Vaccines dominated this G7, unsurprisingly given the stark inequality in the vaccine rollout globally. While G7 nations are vaccinating their citizens at a rate of 4.6 million people a day, low-income countries can only manage 63,000. The G7 will have vaccinated almost all of its citizens by the end of the year while, at current rates, low-income countries would be waiting 57 years. That is why the global South is demanding rich countries support a waiver on intellectual property rules to allow countries around the world to ramp up production as quickly as possible. But with the very important exception of US President Biden, and occasionally promising noises from French President Macron, the G7 has largely sided with the big pharmaceutical corporations in protecting the right to profit no matter what the cost in lives.

These leaders wanted to use the G7 summit to prove they could help the global South while leaving Big Pharma’s profits intact. On Friday, one billion doses were put on the table. This would only have been sufficient to immunise about 10 percent of the globally unvaccinated population. By Sunday, this number had fallen to 870 million, of which only about 600 million were genuinely ‘new’, most of which would not be offered until next year, and some of which seem closer to exports (they will need to be paid for) rather than donations.

When we bear in mind that a single factory in Bangladesh could produce between 600 and 800 million doses a year if patents were waived, it becomes clear that this G7 pledge does not even function as a fig leaf.

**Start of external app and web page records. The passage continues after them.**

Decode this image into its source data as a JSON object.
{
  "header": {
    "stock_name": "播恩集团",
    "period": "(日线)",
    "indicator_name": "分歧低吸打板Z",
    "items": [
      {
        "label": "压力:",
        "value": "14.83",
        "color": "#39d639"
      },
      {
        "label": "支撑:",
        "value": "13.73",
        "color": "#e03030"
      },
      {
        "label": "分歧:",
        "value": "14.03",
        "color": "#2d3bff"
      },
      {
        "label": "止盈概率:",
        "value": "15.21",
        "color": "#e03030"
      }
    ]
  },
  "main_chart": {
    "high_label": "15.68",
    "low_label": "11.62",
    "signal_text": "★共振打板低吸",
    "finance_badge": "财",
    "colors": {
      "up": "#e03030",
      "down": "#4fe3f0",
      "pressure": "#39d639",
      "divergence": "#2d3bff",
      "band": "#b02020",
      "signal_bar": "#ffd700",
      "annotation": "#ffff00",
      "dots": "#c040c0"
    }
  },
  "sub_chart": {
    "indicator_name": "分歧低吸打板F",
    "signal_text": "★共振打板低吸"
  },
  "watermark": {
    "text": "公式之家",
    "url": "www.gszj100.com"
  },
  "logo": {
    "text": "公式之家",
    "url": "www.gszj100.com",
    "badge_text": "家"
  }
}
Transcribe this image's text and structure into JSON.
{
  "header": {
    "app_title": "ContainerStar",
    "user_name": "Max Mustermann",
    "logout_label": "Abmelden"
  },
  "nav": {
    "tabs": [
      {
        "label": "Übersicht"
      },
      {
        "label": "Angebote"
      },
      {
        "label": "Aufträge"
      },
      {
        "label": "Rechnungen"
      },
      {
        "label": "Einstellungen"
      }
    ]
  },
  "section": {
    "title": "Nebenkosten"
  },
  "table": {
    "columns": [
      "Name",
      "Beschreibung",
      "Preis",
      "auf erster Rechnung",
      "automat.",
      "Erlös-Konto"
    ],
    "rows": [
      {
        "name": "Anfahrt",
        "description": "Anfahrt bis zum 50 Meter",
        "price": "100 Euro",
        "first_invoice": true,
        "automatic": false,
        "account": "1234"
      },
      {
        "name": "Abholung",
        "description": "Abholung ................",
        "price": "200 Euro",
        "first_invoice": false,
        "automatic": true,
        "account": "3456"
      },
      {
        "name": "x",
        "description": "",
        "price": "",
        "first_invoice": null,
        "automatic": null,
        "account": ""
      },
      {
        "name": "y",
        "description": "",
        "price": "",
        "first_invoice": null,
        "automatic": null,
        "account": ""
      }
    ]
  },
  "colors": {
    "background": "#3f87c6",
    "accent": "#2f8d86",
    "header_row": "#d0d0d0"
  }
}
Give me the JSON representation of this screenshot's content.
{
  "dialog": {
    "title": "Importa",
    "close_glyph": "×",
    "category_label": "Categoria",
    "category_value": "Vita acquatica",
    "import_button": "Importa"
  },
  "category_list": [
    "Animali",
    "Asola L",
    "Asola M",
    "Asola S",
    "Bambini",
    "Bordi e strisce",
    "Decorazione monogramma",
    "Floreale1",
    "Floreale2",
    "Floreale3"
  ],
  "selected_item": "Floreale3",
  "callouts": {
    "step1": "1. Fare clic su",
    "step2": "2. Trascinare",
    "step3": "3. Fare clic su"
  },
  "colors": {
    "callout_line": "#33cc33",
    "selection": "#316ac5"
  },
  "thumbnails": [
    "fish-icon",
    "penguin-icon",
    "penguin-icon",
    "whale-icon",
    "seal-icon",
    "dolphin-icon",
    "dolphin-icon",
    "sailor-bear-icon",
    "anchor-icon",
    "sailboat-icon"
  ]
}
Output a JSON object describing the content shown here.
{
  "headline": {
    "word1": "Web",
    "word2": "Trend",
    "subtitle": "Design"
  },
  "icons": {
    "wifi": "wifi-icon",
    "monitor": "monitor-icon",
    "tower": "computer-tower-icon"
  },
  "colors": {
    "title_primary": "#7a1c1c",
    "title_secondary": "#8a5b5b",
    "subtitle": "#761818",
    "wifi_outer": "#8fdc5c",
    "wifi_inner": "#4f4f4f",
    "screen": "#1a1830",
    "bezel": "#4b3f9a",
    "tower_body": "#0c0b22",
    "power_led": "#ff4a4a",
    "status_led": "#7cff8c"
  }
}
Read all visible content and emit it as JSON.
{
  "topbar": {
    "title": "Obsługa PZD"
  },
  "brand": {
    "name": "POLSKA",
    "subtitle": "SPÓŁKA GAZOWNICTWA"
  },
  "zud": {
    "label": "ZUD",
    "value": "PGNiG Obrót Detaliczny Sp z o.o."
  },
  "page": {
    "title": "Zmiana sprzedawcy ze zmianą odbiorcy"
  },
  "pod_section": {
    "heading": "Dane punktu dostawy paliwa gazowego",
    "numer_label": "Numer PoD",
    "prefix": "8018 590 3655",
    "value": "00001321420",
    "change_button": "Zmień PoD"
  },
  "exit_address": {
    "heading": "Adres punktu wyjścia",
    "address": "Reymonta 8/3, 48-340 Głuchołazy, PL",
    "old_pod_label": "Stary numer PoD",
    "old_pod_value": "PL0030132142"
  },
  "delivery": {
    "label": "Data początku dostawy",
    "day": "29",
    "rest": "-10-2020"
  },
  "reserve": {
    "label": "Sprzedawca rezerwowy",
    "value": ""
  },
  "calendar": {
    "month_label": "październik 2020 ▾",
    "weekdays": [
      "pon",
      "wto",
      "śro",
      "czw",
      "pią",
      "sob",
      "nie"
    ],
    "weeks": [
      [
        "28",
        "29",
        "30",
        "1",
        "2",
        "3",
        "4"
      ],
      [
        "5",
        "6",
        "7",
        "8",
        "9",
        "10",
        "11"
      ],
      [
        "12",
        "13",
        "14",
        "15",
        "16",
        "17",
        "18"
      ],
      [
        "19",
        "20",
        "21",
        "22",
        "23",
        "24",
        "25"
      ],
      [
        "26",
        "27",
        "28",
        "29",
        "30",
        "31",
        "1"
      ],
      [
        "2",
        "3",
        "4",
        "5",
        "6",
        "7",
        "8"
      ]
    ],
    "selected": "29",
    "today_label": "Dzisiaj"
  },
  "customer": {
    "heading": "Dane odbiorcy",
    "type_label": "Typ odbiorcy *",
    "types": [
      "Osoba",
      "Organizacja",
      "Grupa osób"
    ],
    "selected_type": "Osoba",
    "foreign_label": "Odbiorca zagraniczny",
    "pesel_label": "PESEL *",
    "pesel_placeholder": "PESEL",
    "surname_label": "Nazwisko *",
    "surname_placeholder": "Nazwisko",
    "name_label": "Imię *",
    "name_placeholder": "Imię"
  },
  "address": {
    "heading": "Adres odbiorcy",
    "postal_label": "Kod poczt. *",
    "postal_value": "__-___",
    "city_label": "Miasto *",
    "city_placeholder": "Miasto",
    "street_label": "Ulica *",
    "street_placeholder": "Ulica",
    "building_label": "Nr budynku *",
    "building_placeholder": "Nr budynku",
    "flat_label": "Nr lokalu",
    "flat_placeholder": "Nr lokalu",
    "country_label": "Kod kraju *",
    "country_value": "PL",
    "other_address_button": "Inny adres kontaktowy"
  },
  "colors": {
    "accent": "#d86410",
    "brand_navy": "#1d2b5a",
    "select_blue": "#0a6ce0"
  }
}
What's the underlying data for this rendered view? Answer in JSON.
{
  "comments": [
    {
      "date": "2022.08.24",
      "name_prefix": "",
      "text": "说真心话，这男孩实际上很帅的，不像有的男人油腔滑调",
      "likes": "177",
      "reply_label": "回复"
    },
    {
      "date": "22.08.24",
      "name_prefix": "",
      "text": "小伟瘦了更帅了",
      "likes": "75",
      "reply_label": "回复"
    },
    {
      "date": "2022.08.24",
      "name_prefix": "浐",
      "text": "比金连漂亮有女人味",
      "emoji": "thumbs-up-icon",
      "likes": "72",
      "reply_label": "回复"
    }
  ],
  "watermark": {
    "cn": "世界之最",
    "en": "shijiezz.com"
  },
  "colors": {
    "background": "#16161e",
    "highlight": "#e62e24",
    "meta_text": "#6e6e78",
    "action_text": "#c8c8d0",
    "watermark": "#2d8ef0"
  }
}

Beyond vaccines, the pandemic has triggered a debt crisis in many countries, which could heighten poverty and inequality for a generation. Yet the G7 offered nothing new to change this situation, in particular taking no action against the banks and hedge funds which continue to drain billions of dollars a year from countries that should be spending on healthcare and economic protection. And on the major issue of our times, halting climate change, the summit merely reaffirmed a decade-old target to give developing countries $100bn a year to adapt to climate change – a promise which they have already failed to honour in practice – and made a commitment to phasing out coal, but with no real details.

Perhaps none of this should surprise us. After all the forerunner of the G7 was set up in the mid-1970s as a sort of coup against a more democratic and equal world order. The first summit – then just the six most powerful governments in the world – took place in 1975 just outside Paris. Those leaders met to discuss the threat to their control of world energy markets from Middle Eastern suppliers who had turned off the oil taps, and how to deal with their former colonies who were demanding economic liberation from the Western-controlled international economy. Working as part of the non-aligned movement, these southern countries used the UN to demand a more democratic global economy in which big business and big finance would be constrained, producers of commodities would get a fairer share of global income, and important technologies would be shared for the benefit of all.

Excerpted: ‘The change we need will never come from the G7’

Aljazeera.com